Stored data:
──────────────────────────────

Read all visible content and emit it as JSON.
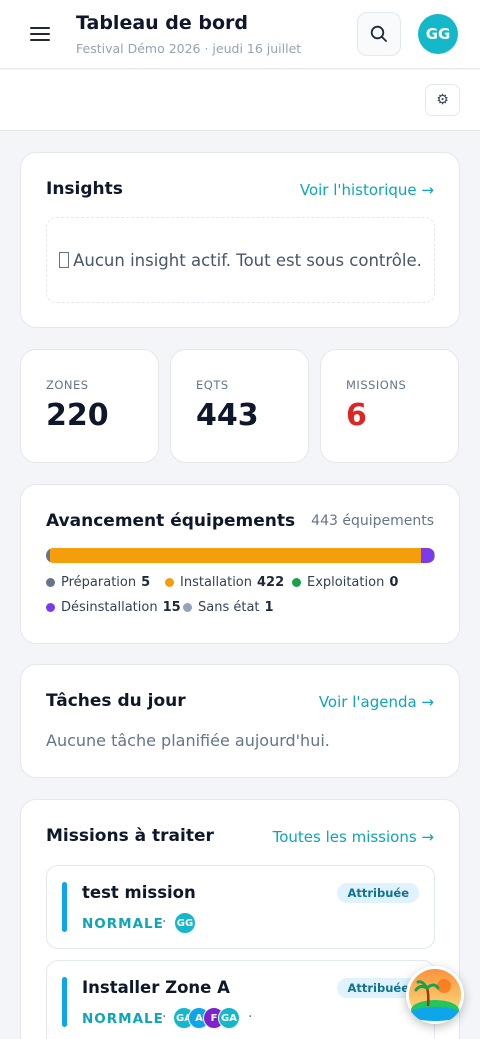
{
  "header": {
    "title": "Tableau de bord",
    "subtitle": "Festival Démo 2026 · jeudi 16 juillet",
    "avatar": "GG"
  },
  "insights": {
    "title": "Insights",
    "link": "Voir l'historique →",
    "empty": "Aucun insight actif. Tout est sous contrôle."
  },
  "stats": [
    {
      "label": "ZONES",
      "value": "220"
    },
    {
      "label": "EQTS",
      "value": "443"
    },
    {
      "label": "MISSIONS",
      "value": "6"
    }
  ],
  "progress": {
    "title": "Avancement équipements",
    "total": "443 équipements",
    "segments": [
      {
        "label": "Préparation",
        "count": "5",
        "value": 5,
        "color": "#64748b"
      },
      {
        "label": "Installation",
        "count": "422",
        "value": 422,
        "color": "#f59e0b"
      },
      {
        "label": "Exploitation",
        "count": "0",
        "value": 0,
        "color": "#16a34a"
      },
      {
        "label": "Désinstallation",
        "count": "15",
        "value": 15,
        "color": "#7c3aed"
      },
      {
        "label": "Sans état",
        "count": "1",
        "value": 1,
        "color": "#94a3b8"
      }
    ]
  },
  "tasks": {
    "title": "Tâches du jour",
    "link": "Voir l'agenda →",
    "empty": "Aucune tâche planifiée aujourd'hui."
  },
  "missions": {
    "title": "Missions à traiter",
    "link": "Toutes les missions →",
    "items": [
      {
        "title": "test mission",
        "priority": "NORMALE",
        "status": "Attribuée",
        "avatars": [
          "GG"
        ]
      },
      {
        "title": "Installer Zone A",
        "priority": "NORMALE",
        "status": "Attribuée",
        "avatars": [
          "GA",
          "A",
          "F",
          "GA"
        ]
      }
    ]
  },
  "colors": {
    "accent": "#0ea5b7",
    "alert": "#dc2626"
  }
}
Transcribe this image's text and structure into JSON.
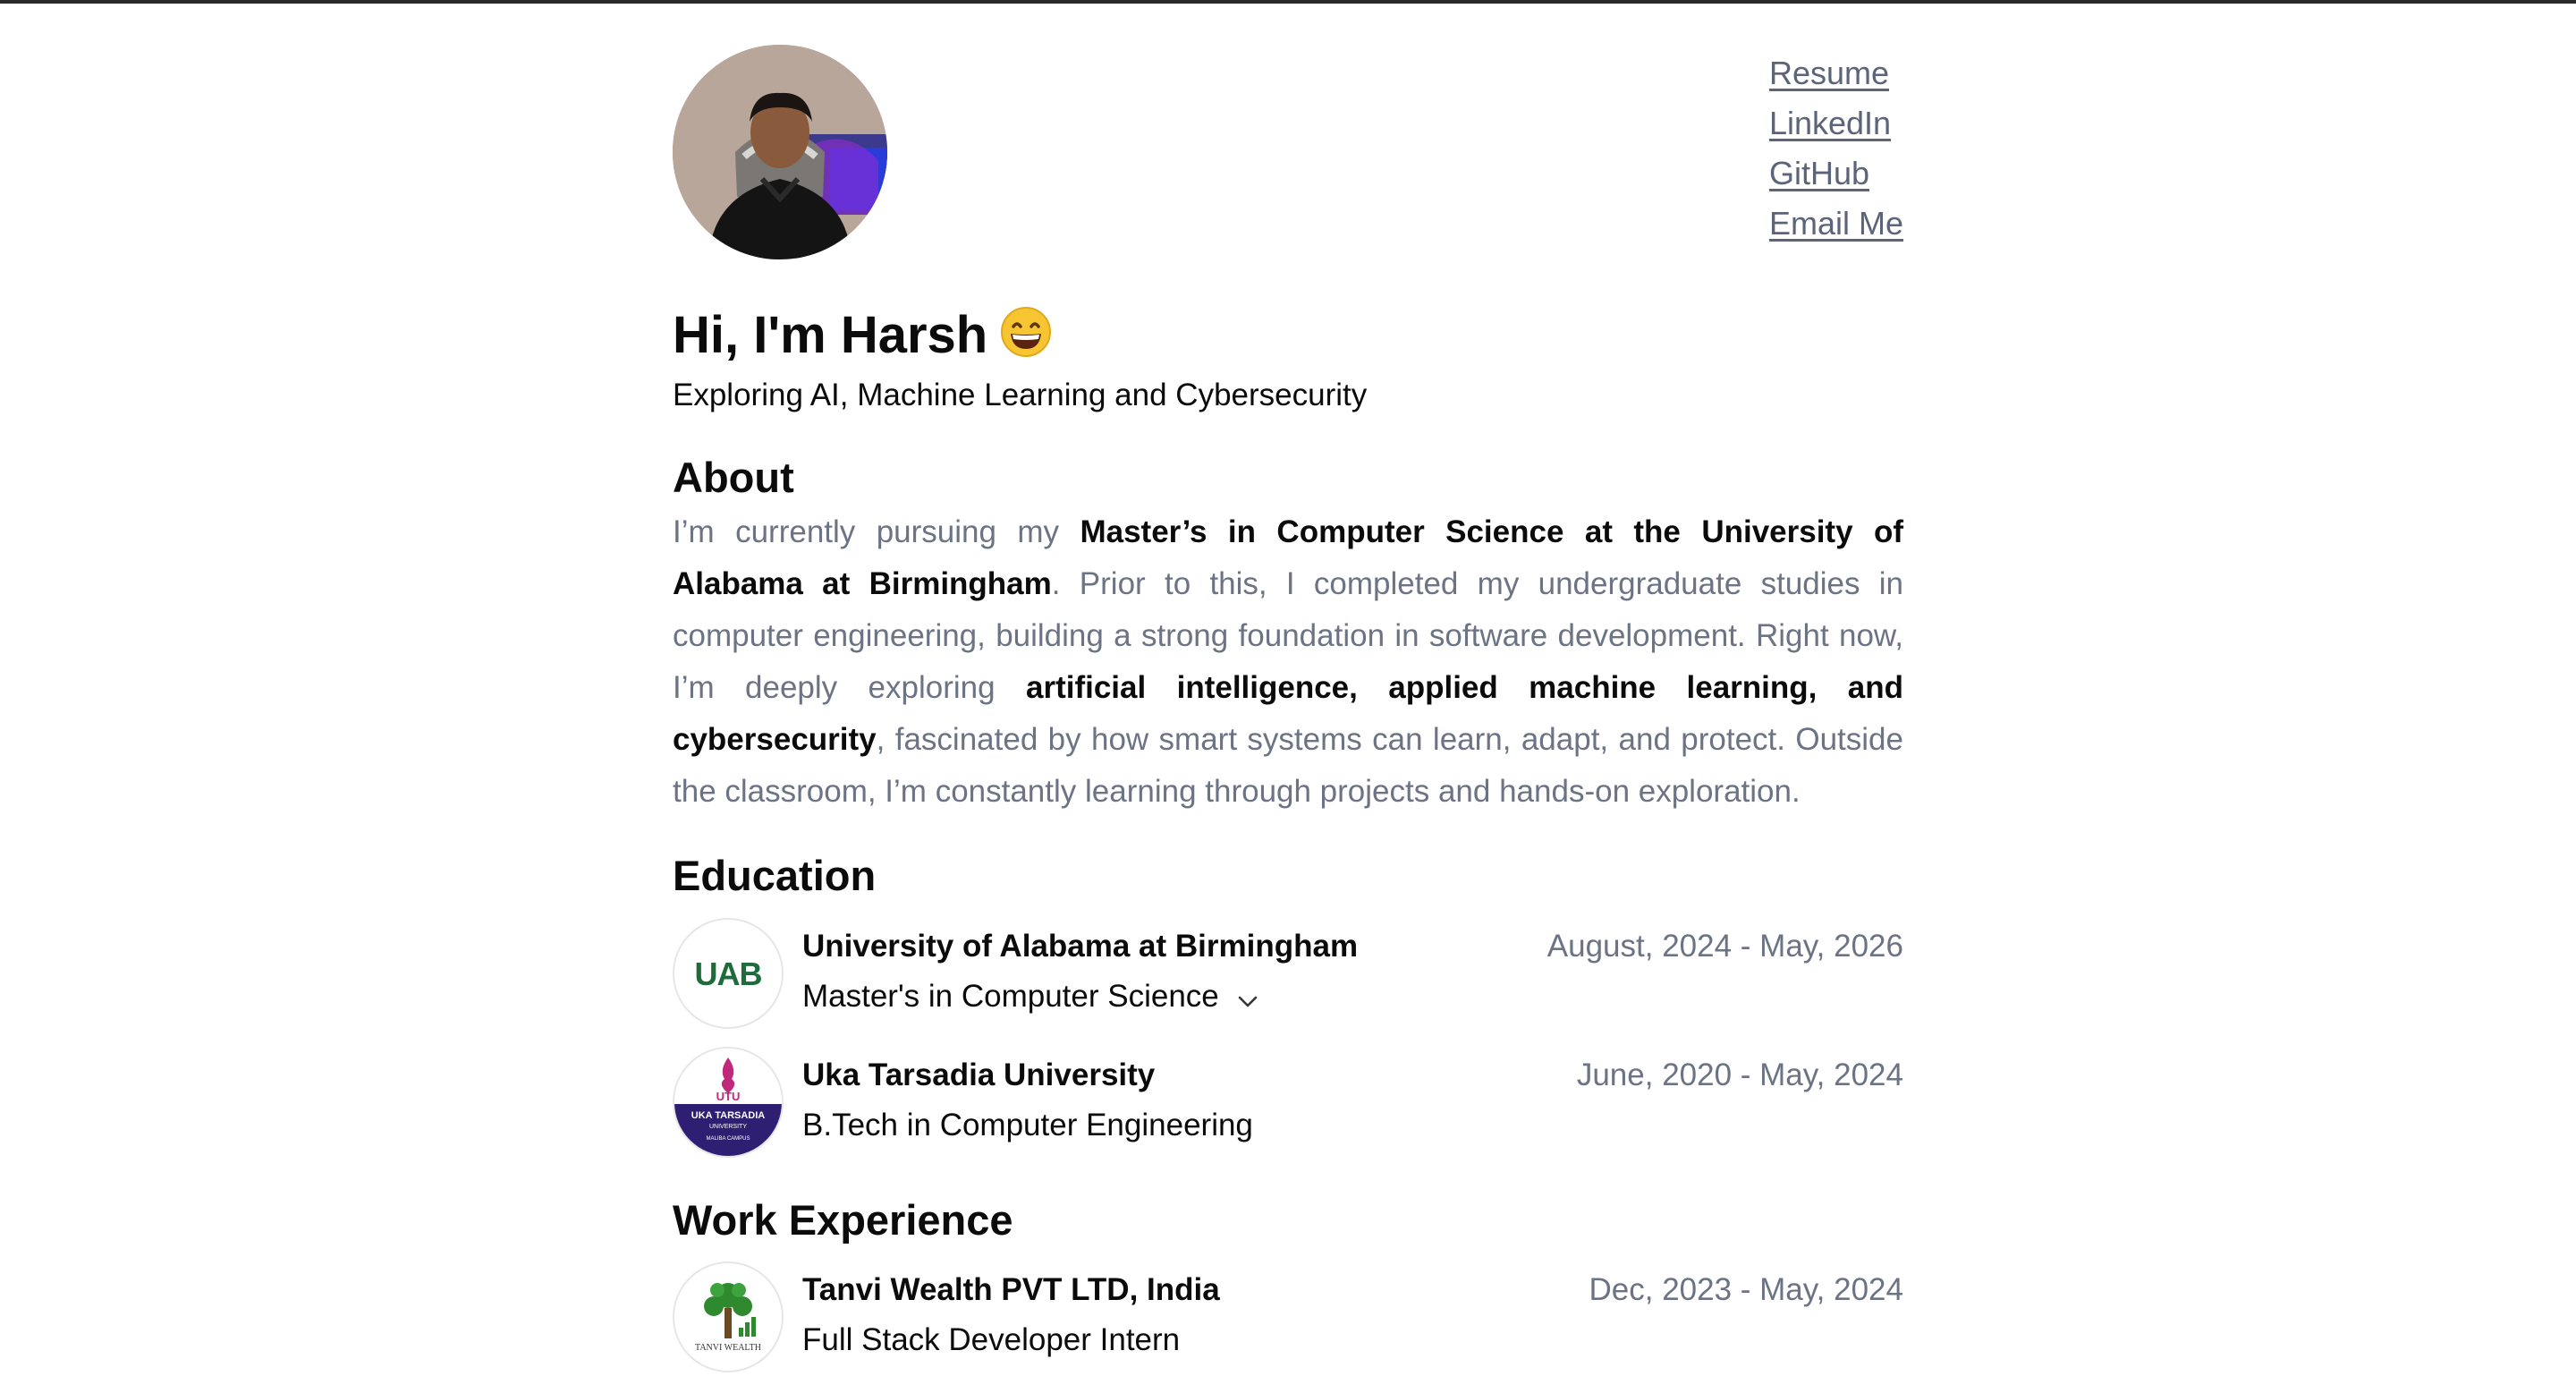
{
  "nav": {
    "links": [
      "Resume",
      "LinkedIn",
      "GitHub",
      "Email Me"
    ]
  },
  "hero": {
    "greeting": "Hi, I'm Harsh",
    "emoji": "grinning-face-emoji",
    "subtitle": "Exploring AI, Machine Learning and Cybersecurity"
  },
  "about": {
    "heading": "About",
    "parts": [
      "I’m currently pursuing my ",
      "Master’s in Computer Science at the University of Alabama at Birmingham",
      ". Prior to this, I completed my undergraduate studies in computer engineering, building a strong foundation in software development. Right now, I’m deeply exploring ",
      "artificial intelligence, applied machine learning, and cybersecurity",
      ", fascinated by how smart systems can learn, adapt, and protect. Outside the classroom, I’m constantly learning through projects and hands-on exploration."
    ]
  },
  "education": {
    "heading": "Education",
    "items": [
      {
        "org": "University of Alabama at Birmingham",
        "degree": "Master's in Computer Science",
        "dates": "August, 2024 - May, 2026",
        "logo_text": "UAB"
      },
      {
        "org": "Uka Tarsadia University",
        "degree": "B.Tech in Computer Engineering",
        "dates": "June, 2020 - May, 2024",
        "logo_text": [
          "UTU",
          "UKA TARSADIA",
          "UNIVERSITY",
          "MALIBA CAMPUS"
        ]
      }
    ]
  },
  "work": {
    "heading": "Work Experience",
    "items": [
      {
        "org": "Tanvi Wealth PVT LTD, India",
        "role": "Full Stack Developer Intern",
        "dates": "Dec, 2023 - May, 2024",
        "logo_text": "TANVI WEALTH"
      }
    ]
  },
  "colors": {
    "text": "#0b0b0b",
    "muted": "#6b7384",
    "link": "#5b6478",
    "uab_green": "#1e6b3c",
    "utu_purple": "#2e1f73",
    "tanvi_green": "#2f8a2f"
  }
}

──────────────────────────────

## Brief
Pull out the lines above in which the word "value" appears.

## Output for this exercise
      "value": "220"
      "value": "443"
      "value": "6"
        "value": 5,
        "value": 422,
        "value": 0,
        "value": 15,
        "value": 1,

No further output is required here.